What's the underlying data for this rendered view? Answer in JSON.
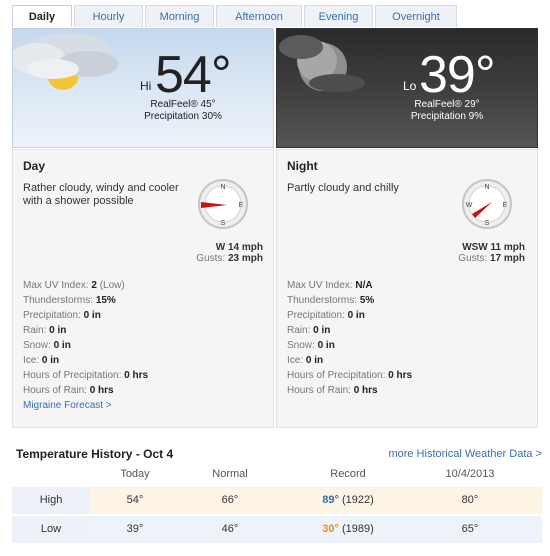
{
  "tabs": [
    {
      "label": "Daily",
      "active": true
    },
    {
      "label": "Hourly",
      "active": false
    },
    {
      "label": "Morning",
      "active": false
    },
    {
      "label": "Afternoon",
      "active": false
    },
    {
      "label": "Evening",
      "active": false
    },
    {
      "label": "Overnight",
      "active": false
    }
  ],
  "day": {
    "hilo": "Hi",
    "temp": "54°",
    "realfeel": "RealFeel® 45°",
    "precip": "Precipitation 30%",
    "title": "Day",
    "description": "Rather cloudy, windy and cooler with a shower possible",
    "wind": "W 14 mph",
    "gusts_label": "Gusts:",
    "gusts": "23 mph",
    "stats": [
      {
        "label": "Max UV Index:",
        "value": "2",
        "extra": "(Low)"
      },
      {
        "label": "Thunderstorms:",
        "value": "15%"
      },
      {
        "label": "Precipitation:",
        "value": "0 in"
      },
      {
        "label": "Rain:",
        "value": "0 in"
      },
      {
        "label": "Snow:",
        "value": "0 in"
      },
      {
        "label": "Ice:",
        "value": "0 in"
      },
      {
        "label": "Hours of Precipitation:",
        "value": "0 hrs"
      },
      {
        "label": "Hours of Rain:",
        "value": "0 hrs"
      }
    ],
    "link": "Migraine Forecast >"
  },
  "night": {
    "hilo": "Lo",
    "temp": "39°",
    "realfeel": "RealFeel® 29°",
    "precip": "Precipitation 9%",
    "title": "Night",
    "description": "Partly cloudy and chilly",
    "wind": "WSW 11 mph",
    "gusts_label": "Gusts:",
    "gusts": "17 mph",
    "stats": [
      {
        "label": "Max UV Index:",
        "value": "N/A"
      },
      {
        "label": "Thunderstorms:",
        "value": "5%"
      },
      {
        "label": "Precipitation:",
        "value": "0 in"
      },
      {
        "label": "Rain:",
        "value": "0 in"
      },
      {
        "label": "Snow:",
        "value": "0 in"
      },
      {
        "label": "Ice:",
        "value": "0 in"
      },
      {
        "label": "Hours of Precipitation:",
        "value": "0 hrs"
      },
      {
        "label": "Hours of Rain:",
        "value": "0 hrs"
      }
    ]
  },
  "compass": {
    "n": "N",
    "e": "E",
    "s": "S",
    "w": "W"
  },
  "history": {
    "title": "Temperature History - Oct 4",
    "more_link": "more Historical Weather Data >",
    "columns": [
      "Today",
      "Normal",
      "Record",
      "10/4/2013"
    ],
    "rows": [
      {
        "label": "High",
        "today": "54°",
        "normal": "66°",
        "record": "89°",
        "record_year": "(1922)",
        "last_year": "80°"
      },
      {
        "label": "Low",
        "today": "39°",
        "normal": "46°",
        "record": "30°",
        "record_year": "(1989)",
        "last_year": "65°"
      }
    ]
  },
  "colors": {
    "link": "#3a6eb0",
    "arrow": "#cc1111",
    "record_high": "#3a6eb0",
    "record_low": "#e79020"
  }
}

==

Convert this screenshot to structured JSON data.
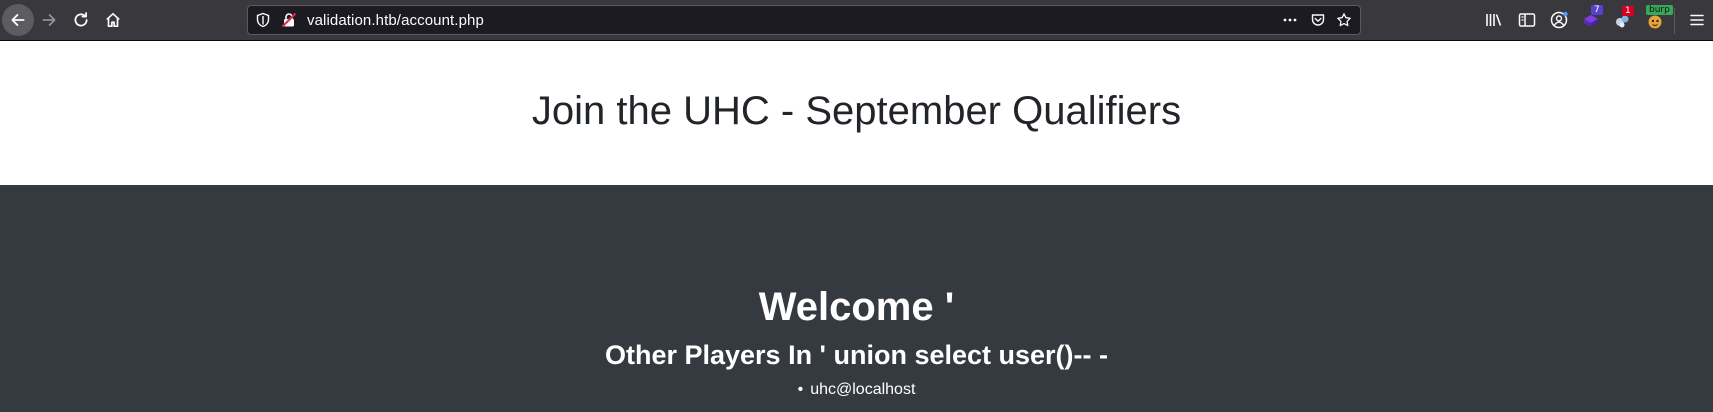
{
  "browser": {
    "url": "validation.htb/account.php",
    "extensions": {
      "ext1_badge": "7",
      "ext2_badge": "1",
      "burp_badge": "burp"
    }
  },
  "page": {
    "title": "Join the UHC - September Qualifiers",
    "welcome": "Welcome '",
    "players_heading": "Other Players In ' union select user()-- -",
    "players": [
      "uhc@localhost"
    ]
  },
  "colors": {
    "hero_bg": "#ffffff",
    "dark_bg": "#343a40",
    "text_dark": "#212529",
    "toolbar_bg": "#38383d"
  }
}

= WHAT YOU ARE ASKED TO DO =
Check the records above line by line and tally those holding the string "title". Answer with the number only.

= ANSWER SPACE =
4